═════ PROVIDED ENTRIES ═════

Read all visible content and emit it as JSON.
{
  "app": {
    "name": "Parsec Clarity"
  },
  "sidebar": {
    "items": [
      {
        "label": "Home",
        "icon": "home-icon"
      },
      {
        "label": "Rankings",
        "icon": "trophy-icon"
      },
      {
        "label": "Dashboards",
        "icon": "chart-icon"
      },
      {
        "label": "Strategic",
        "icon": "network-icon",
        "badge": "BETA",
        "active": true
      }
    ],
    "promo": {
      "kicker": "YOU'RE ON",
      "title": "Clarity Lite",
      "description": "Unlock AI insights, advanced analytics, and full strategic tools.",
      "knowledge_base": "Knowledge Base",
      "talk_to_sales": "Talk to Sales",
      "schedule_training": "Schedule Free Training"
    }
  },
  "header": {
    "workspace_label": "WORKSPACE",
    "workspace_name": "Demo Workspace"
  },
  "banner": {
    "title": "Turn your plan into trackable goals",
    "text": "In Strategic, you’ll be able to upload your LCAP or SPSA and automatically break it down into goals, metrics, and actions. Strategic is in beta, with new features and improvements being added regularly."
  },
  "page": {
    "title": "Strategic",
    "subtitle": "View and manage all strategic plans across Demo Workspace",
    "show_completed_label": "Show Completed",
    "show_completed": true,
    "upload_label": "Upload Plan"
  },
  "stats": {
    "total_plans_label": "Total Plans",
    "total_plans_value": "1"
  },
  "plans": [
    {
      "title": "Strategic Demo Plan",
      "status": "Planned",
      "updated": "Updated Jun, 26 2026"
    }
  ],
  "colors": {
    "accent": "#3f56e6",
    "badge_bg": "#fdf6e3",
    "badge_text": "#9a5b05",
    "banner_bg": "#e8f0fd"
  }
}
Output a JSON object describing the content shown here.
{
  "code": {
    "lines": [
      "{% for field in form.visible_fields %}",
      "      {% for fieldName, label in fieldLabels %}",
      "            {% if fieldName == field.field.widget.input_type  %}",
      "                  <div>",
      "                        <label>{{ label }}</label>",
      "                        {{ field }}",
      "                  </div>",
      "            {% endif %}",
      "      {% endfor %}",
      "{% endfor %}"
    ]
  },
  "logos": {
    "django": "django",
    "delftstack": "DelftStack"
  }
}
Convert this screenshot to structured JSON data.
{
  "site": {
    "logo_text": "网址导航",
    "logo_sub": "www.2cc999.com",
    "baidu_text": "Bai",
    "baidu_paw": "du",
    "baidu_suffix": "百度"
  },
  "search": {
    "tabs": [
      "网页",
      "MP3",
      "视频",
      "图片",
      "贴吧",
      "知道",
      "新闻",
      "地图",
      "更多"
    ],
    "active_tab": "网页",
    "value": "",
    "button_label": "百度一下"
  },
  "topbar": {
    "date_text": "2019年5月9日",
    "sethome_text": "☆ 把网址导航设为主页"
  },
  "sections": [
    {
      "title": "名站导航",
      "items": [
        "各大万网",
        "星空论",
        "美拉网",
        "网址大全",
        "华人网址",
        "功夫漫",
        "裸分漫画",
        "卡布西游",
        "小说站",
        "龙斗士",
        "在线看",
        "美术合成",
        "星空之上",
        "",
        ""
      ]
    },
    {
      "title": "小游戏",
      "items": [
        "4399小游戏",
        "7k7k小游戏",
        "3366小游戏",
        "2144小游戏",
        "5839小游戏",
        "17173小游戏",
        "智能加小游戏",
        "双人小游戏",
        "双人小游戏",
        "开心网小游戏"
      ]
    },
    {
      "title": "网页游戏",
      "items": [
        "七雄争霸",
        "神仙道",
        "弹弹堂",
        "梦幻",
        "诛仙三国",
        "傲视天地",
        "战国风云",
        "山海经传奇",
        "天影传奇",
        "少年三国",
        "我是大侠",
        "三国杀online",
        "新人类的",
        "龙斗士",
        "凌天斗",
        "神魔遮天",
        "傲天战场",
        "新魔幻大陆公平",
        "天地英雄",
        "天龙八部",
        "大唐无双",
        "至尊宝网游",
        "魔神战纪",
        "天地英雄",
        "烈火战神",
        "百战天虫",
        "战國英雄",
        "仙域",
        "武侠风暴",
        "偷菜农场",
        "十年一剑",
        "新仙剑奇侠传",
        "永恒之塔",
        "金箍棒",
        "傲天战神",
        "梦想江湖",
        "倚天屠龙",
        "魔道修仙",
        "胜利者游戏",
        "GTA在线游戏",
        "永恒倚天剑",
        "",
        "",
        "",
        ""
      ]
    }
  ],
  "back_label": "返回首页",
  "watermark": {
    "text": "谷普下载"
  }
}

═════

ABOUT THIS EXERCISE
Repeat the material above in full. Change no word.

RESPONSE AREA
Read all visible content and emit it as JSON.
{
  "app": {
    "name": "Parsec Clarity"
  },
  "sidebar": {
    "items": [
      {
        "label": "Home",
        "icon": "home-icon"
      },
      {
        "label": "Rankings",
        "icon": "trophy-icon"
      },
      {
        "label": "Dashboards",
        "icon": "chart-icon"
      },
      {
        "label": "Strategic",
        "icon": "network-icon",
        "badge": "BETA",
        "active": true
      }
    ],
    "promo": {
      "kicker": "YOU'RE ON",
      "title": "Clarity Lite",
      "description": "Unlock AI insights, advanced analytics, and full strategic tools.",
      "knowledge_base": "Knowledge Base",
      "talk_to_sales": "Talk to Sales",
      "schedule_training": "Schedule Free Training"
    }
  },
  "header": {
    "workspace_label": "WORKSPACE",
    "workspace_name": "Demo Workspace"
  },
  "banner": {
    "title": "Turn your plan into trackable goals",
    "text": "In Strategic, you’ll be able to upload your LCAP or SPSA and automatically break it down into goals, metrics, and actions. Strategic is in beta, with new features and improvements being added regularly."
  },
  "page": {
    "title": "Strategic",
    "subtitle": "View and manage all strategic plans across Demo Workspace",
    "show_completed_label": "Show Completed",
    "show_completed": true,
    "upload_label": "Upload Plan"
  },
  "stats": {
    "total_plans_label": "Total Plans",
    "total_plans_value": "1"
  },
  "plans": [
    {
      "title": "Strategic Demo Plan",
      "status": "Planned",
      "updated": "Updated Jun, 26 2026"
    }
  ],
  "colors": {
    "accent": "#3f56e6",
    "badge_bg": "#fdf6e3",
    "badge_text": "#9a5b05",
    "banner_bg": "#e8f0fd"
  }
}
Output a JSON object describing the content shown here.
{
  "code": {
    "lines": [
      "{% for field in form.visible_fields %}",
      "      {% for fieldName, label in fieldLabels %}",
      "            {% if fieldName == field.field.widget.input_type  %}",
      "                  <div>",
      "                        <label>{{ label }}</label>",
      "                        {{ field }}",
      "                  </div>",
      "            {% endif %}",
      "      {% endfor %}",
      "{% endfor %}"
    ]
  },
  "logos": {
    "django": "django",
    "delftstack": "DelftStack"
  }
}
Convert this screenshot to structured JSON data.
{
  "site": {
    "logo_text": "网址导航",
    "logo_sub": "www.2cc999.com",
    "baidu_text": "Bai",
    "baidu_paw": "du",
    "baidu_suffix": "百度"
  },
  "search": {
    "tabs": [
      "网页",
      "MP3",
      "视频",
      "图片",
      "贴吧",
      "知道",
      "新闻",
      "地图",
      "更多"
    ],
    "active_tab": "网页",
    "value": "",
    "button_label": "百度一下"
  },
  "topbar": {
    "date_text": "2019年5月9日",
    "sethome_text": "☆ 把网址导航设为主页"
  },
  "sections": [
    {
      "title": "名站导航",
      "items": [
        "各大万网",
        "星空论",
        "美拉网",
        "网址大全",
        "华人网址",
        "功夫漫",
        "裸分漫画",
        "卡布西游",
        "小说站",
        "龙斗士",
        "在线看",
        "美术合成",
        "星空之上",
        "",
        ""
      ]
    },
    {
      "title": "小游戏",
      "items": [
        "4399小游戏",
        "7k7k小游戏",
        "3366小游戏",
        "2144小游戏",
        "5839小游戏",
        "17173小游戏",
        "智能加小游戏",
        "双人小游戏",
        "双人小游戏",
        "开心网小游戏"
      ]
    },
    {
      "title": "网页游戏",
      "items": [
        "七雄争霸",
        "神仙道",
        "弹弹堂",
        "梦幻",
        "诛仙三国",
        "傲视天地",
        "战国风云",
        "山海经传奇",
        "天影传奇",
        "少年三国",
        "我是大侠",
        "三国杀online",
        "新人类的",
        "龙斗士",
        "凌天斗",
        "神魔遮天",
        "傲天战场",
        "新魔幻大陆公平",
        "天地英雄",
        "天龙八部",
        "大唐无双",
        "至尊宝网游",
        "魔神战纪",
        "天地英雄",
        "烈火战神",
        "百战天虫",
        "战國英雄",
        "仙域",
        "武侠风暴",
        "偷菜农场",
        "十年一剑",
        "新仙剑奇侠传",
        "永恒之塔",
        "金箍棒",
        "傲天战神",
        "梦想江湖",
        "倚天屠龙",
        "魔道修仙",
        "胜利者游戏",
        "GTA在线游戏",
        "永恒倚天剑",
        "",
        "",
        "",
        ""
      ]
    }
  ],
  "back_label": "返回首页",
  "watermark": {
    "text": "谷普下载"
  }
}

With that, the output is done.